— Task instructions —
No pictures are to be included when the entries below are reproduced exactly.

— Data extracts —

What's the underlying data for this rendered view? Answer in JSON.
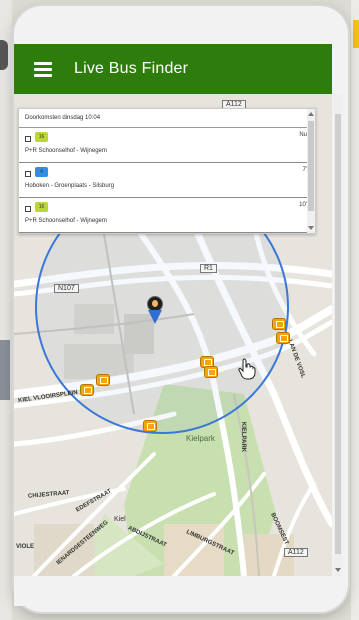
{
  "app": {
    "title": "Live Bus Finder"
  },
  "departures": {
    "header": "Doorkomsten dinsdag 10:04",
    "rows": [
      {
        "line": "16",
        "line_color": "#b9d63a",
        "destination": "P+R Schoonselhof - Wijnegem",
        "eta": "Nu"
      },
      {
        "line": "4",
        "line_color": "#2f8fe0",
        "destination": "Hoboken - Groenplaats - Silsburg",
        "eta": "7'"
      },
      {
        "line": "16",
        "line_color": "#b9d63a",
        "destination": "P+R Schoonselhof - Wijnegem",
        "eta": "10'"
      }
    ]
  },
  "map": {
    "labels": {
      "n107": "N107",
      "r1": "R1",
      "a112_top": "A112",
      "a112_bottom": "A112",
      "kielpark": "Kielpark",
      "kielparklaan": "KIELPARK",
      "kiel": "Kiel",
      "vlooier": "KIEL VLOOIRSPLEIN",
      "abdijstraat": "ABDIJSTRAAT",
      "limburgstraat": "LIMBURGSTRAAT",
      "chijestraat": "CHIJESTRAAT",
      "edefstraat": "EDEFSTRAAT",
      "vdsteenweg": "IENARDSESTEENWEG",
      "vioie": "VIOLE",
      "vosl": "LAN DE VOSL",
      "boomsestr": "BOOMSEST",
      "gfiver": "VIOLE"
    },
    "icons": {
      "user_pin": "location-pin-icon",
      "bus_stop": "bus-stop-icon",
      "cursor": "hand-cursor-icon"
    },
    "radius_color": "#3a78d8",
    "park_color": "#c8dfb0"
  }
}
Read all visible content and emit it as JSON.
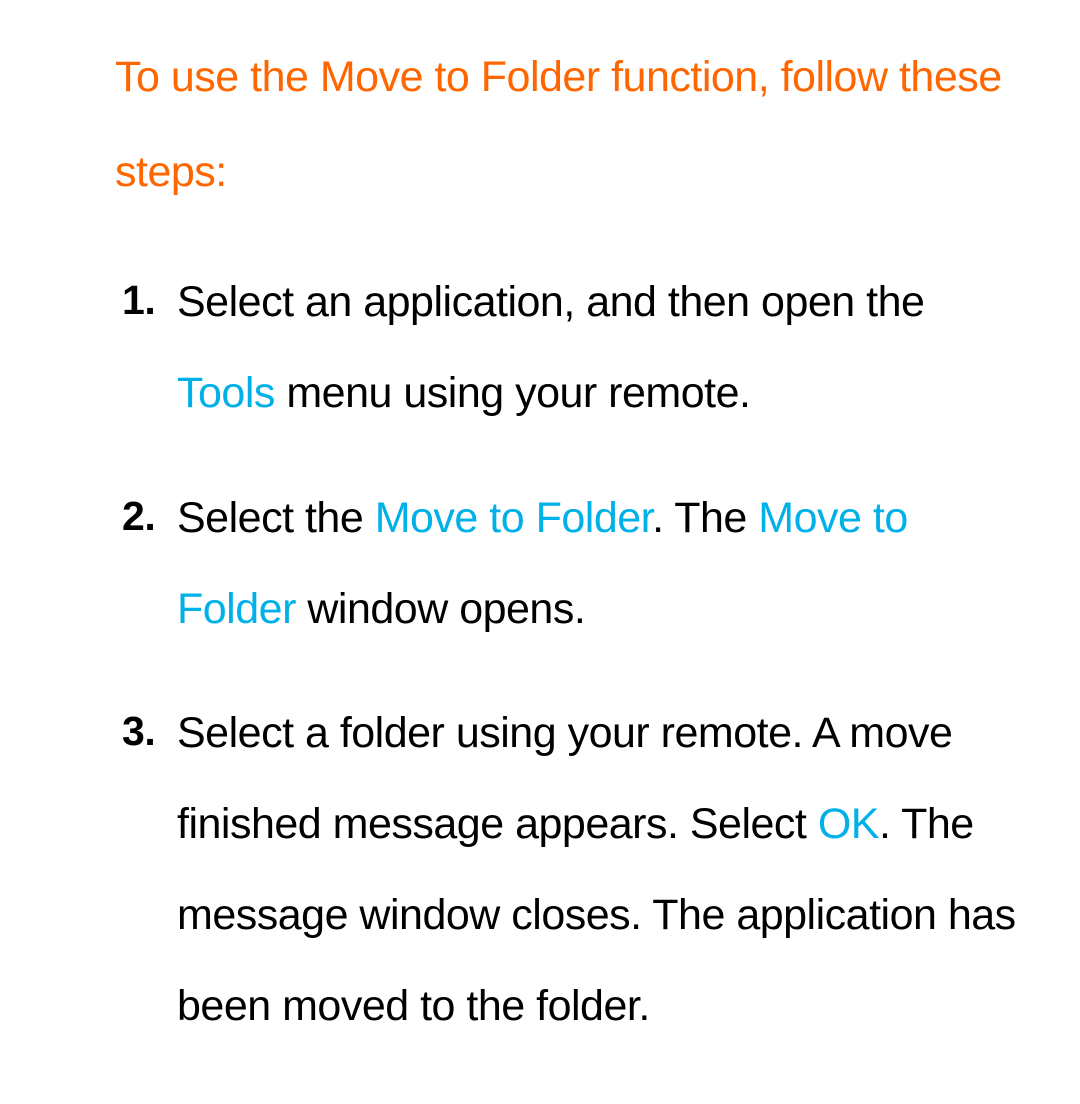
{
  "heading": "To use the Move to Folder function, follow these steps:",
  "steps": {
    "s1": {
      "part1": "Select an application, and then open the ",
      "highlight1": "Tools",
      "part2": " menu using your remote."
    },
    "s2": {
      "part1": "Select the ",
      "highlight1": "Move to Folder",
      "part2": ". The ",
      "highlight2": "Move to Folder",
      "part3": " window opens."
    },
    "s3": {
      "part1": "Select a folder using your remote. A move finished message appears. Select ",
      "highlight1": "OK",
      "part2": ". The message window closes. The application has been moved to the folder."
    }
  }
}
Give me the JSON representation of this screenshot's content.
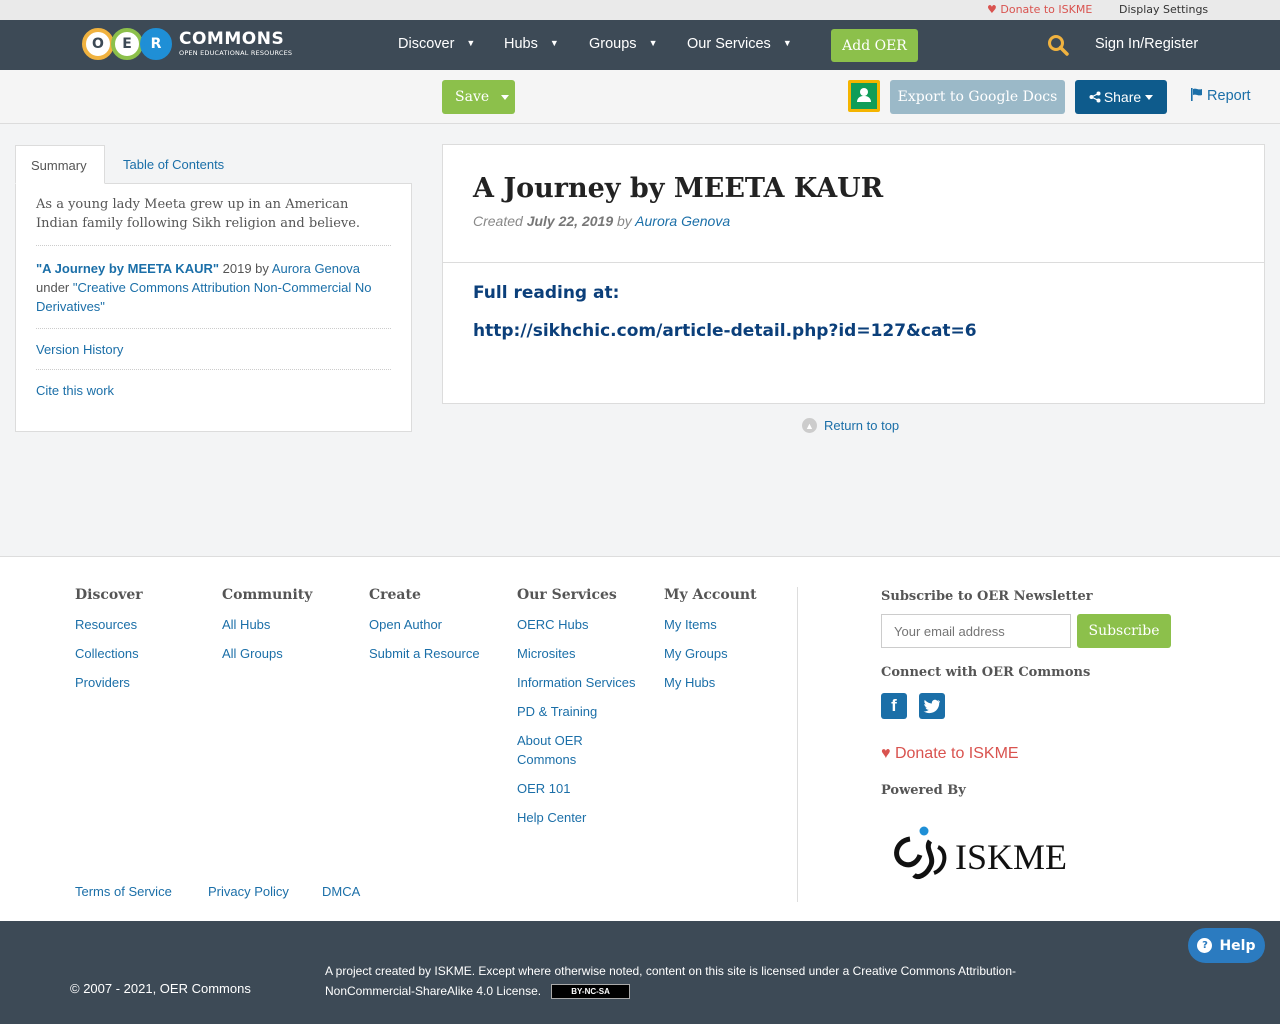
{
  "util": {
    "donate": "Donate to ISKME",
    "display_settings": "Display Settings"
  },
  "nav": {
    "logo_letters": [
      "O",
      "E",
      "R"
    ],
    "logo_big": "COMMONS",
    "logo_small": "OPEN EDUCATIONAL RESOURCES",
    "items": [
      "Discover",
      "Hubs",
      "Groups",
      "Our Services"
    ],
    "add_oer": "Add OER",
    "sign_in": "Sign In/Register"
  },
  "toolbar": {
    "save": "Save",
    "export": "Export to Google Docs",
    "share": "Share",
    "report": "Report"
  },
  "left_panel": {
    "tabs": [
      "Summary",
      "Table of Contents"
    ],
    "description": "As a young lady Meeta grew up in an American Indian family following Sikh religion and believe.",
    "attr_title": "\"A Journey by MEETA KAUR\"",
    "attr_year": " 2019 by ",
    "attr_author": "Aurora Genova",
    "attr_under": " under ",
    "attr_license": "\"Creative Commons Attribution Non-Commercial No Derivatives\"",
    "version_history": "Version History",
    "cite": "Cite this work"
  },
  "main": {
    "title": "A Journey by MEETA KAUR",
    "created": "Created",
    "date": "July 22, 2019",
    "by": "by",
    "author": "Aurora Genova",
    "full_reading": "Full reading at:",
    "url": "http://sikhchic.com/article-detail.php?id=127&cat=6",
    "return_top": "Return to top"
  },
  "footer": {
    "columns": [
      {
        "title": "Discover",
        "links": [
          "Resources",
          "Collections",
          "Providers"
        ]
      },
      {
        "title": "Community",
        "links": [
          "All Hubs",
          "All Groups"
        ]
      },
      {
        "title": "Create",
        "links": [
          "Open Author",
          "Submit a Resource"
        ]
      },
      {
        "title": "Our Services",
        "links": [
          "OERC Hubs",
          "Microsites",
          "Information Services",
          "PD & Training",
          "About OER Commons",
          "OER 101",
          "Help Center"
        ]
      },
      {
        "title": "My Account",
        "links": [
          "My Items",
          "My Groups",
          "My Hubs"
        ]
      }
    ],
    "newsletter_title": "Subscribe to OER Newsletter",
    "email_placeholder": "Your email address",
    "subscribe": "Subscribe",
    "connect": "Connect with OER Commons",
    "social": [
      "facebook-icon",
      "twitter-icon"
    ],
    "donate": "Donate to ISKME",
    "powered_by": "Powered By",
    "iskme_logo_text": "ISKME",
    "bottom_links": [
      "Terms of Service",
      "Privacy Policy",
      "DMCA"
    ]
  },
  "bottom": {
    "copyright": "© 2007 - 2021, OER Commons",
    "license": "A project created by ISKME. Except where otherwise noted, content on this site is licensed under a Creative Commons Attribution-NonCommercial-ShareAlike 4.0 License.",
    "cc_badge": "BY-NC-SA",
    "help": "Help"
  },
  "colors": {
    "nav_bg": "#3d4a56",
    "accent_green": "#8cc04b",
    "link_blue": "#1b6fa8",
    "share_blue": "#0e5b8c",
    "donate_red": "#d9534f"
  }
}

— Reply to the exercise —
What's the underlying data for this rendered view? Answer in JSON.
{
  "app": {
    "title": "Live Bus Finder"
  },
  "departures": {
    "header": "Doorkomsten dinsdag 10:04",
    "rows": [
      {
        "line": "16",
        "line_color": "#b9d63a",
        "destination": "P+R Schoonselhof - Wijnegem",
        "eta": "Nu"
      },
      {
        "line": "4",
        "line_color": "#2f8fe0",
        "destination": "Hoboken - Groenplaats - Silsburg",
        "eta": "7'"
      },
      {
        "line": "16",
        "line_color": "#b9d63a",
        "destination": "P+R Schoonselhof - Wijnegem",
        "eta": "10'"
      }
    ]
  },
  "map": {
    "labels": {
      "n107": "N107",
      "r1": "R1",
      "a112_top": "A112",
      "a112_bottom": "A112",
      "kielpark": "Kielpark",
      "kielparklaan": "KIELPARK",
      "kiel": "Kiel",
      "vlooier": "KIEL VLOOIRSPLEIN",
      "abdijstraat": "ABDIJSTRAAT",
      "limburgstraat": "LIMBURGSTRAAT",
      "chijestraat": "CHIJESTRAAT",
      "edefstraat": "EDEFSTRAAT",
      "vdsteenweg": "IENARDSESTEENWEG",
      "vioie": "VIOLE",
      "vosl": "LAN DE VOSL",
      "boomsestr": "BOOMSEST",
      "gfiver": "VIOLE"
    },
    "icons": {
      "user_pin": "location-pin-icon",
      "bus_stop": "bus-stop-icon",
      "cursor": "hand-cursor-icon"
    },
    "radius_color": "#3a78d8",
    "park_color": "#c8dfb0"
  }
}
Read all visible content and emit it as JSON.
{
  "heading": "To use the Move to Folder function, follow these steps:",
  "steps": {
    "s1": {
      "part1": "Select an application, and then open the ",
      "highlight1": "Tools",
      "part2": " menu using your remote."
    },
    "s2": {
      "part1": "Select the ",
      "highlight1": "Move to Folder",
      "part2": ". The ",
      "highlight2": "Move to Folder",
      "part3": " window opens."
    },
    "s3": {
      "part1": "Select a folder using your remote. A move finished message appears. Select ",
      "highlight1": "OK",
      "part2": ". The message window closes. The application has been moved to the folder."
    }
  }
}
Give me the JSON representation of this screenshot's content.
{
  "util": {
    "donate": "Donate to ISKME",
    "display_settings": "Display Settings"
  },
  "nav": {
    "logo_letters": [
      "O",
      "E",
      "R"
    ],
    "logo_big": "COMMONS",
    "logo_small": "OPEN EDUCATIONAL RESOURCES",
    "items": [
      "Discover",
      "Hubs",
      "Groups",
      "Our Services"
    ],
    "add_oer": "Add OER",
    "sign_in": "Sign In/Register"
  },
  "toolbar": {
    "save": "Save",
    "export": "Export to Google Docs",
    "share": "Share",
    "report": "Report"
  },
  "left_panel": {
    "tabs": [
      "Summary",
      "Table of Contents"
    ],
    "description": "As a young lady Meeta grew up in an American Indian family following Sikh religion and believe.",
    "attr_title": "\"A Journey by MEETA KAUR\"",
    "attr_year": " 2019 by ",
    "attr_author": "Aurora Genova",
    "attr_under": " under ",
    "attr_license": "\"Creative Commons Attribution Non-Commercial No Derivatives\"",
    "version_history": "Version History",
    "cite": "Cite this work"
  },
  "main": {
    "title": "A Journey by MEETA KAUR",
    "created": "Created",
    "date": "July 22, 2019",
    "by": "by",
    "author": "Aurora Genova",
    "full_reading": "Full reading at:",
    "url": "http://sikhchic.com/article-detail.php?id=127&cat=6",
    "return_top": "Return to top"
  },
  "footer": {
    "columns": [
      {
        "title": "Discover",
        "links": [
          "Resources",
          "Collections",
          "Providers"
        ]
      },
      {
        "title": "Community",
        "links": [
          "All Hubs",
          "All Groups"
        ]
      },
      {
        "title": "Create",
        "links": [
          "Open Author",
          "Submit a Resource"
        ]
      },
      {
        "title": "Our Services",
        "links": [
          "OERC Hubs",
          "Microsites",
          "Information Services",
          "PD & Training",
          "About OER Commons",
          "OER 101",
          "Help Center"
        ]
      },
      {
        "title": "My Account",
        "links": [
          "My Items",
          "My Groups",
          "My Hubs"
        ]
      }
    ],
    "newsletter_title": "Subscribe to OER Newsletter",
    "email_placeholder": "Your email address",
    "subscribe": "Subscribe",
    "connect": "Connect with OER Commons",
    "social": [
      "facebook-icon",
      "twitter-icon"
    ],
    "donate": "Donate to ISKME",
    "powered_by": "Powered By",
    "iskme_logo_text": "ISKME",
    "bottom_links": [
      "Terms of Service",
      "Privacy Policy",
      "DMCA"
    ]
  },
  "bottom": {
    "copyright": "© 2007 - 2021, OER Commons",
    "license": "A project created by ISKME. Except where otherwise noted, content on this site is licensed under a Creative Commons Attribution-NonCommercial-ShareAlike 4.0 License.",
    "cc_badge": "BY-NC-SA",
    "help": "Help"
  },
  "colors": {
    "nav_bg": "#3d4a56",
    "accent_green": "#8cc04b",
    "link_blue": "#1b6fa8",
    "share_blue": "#0e5b8c",
    "donate_red": "#d9534f"
  }
}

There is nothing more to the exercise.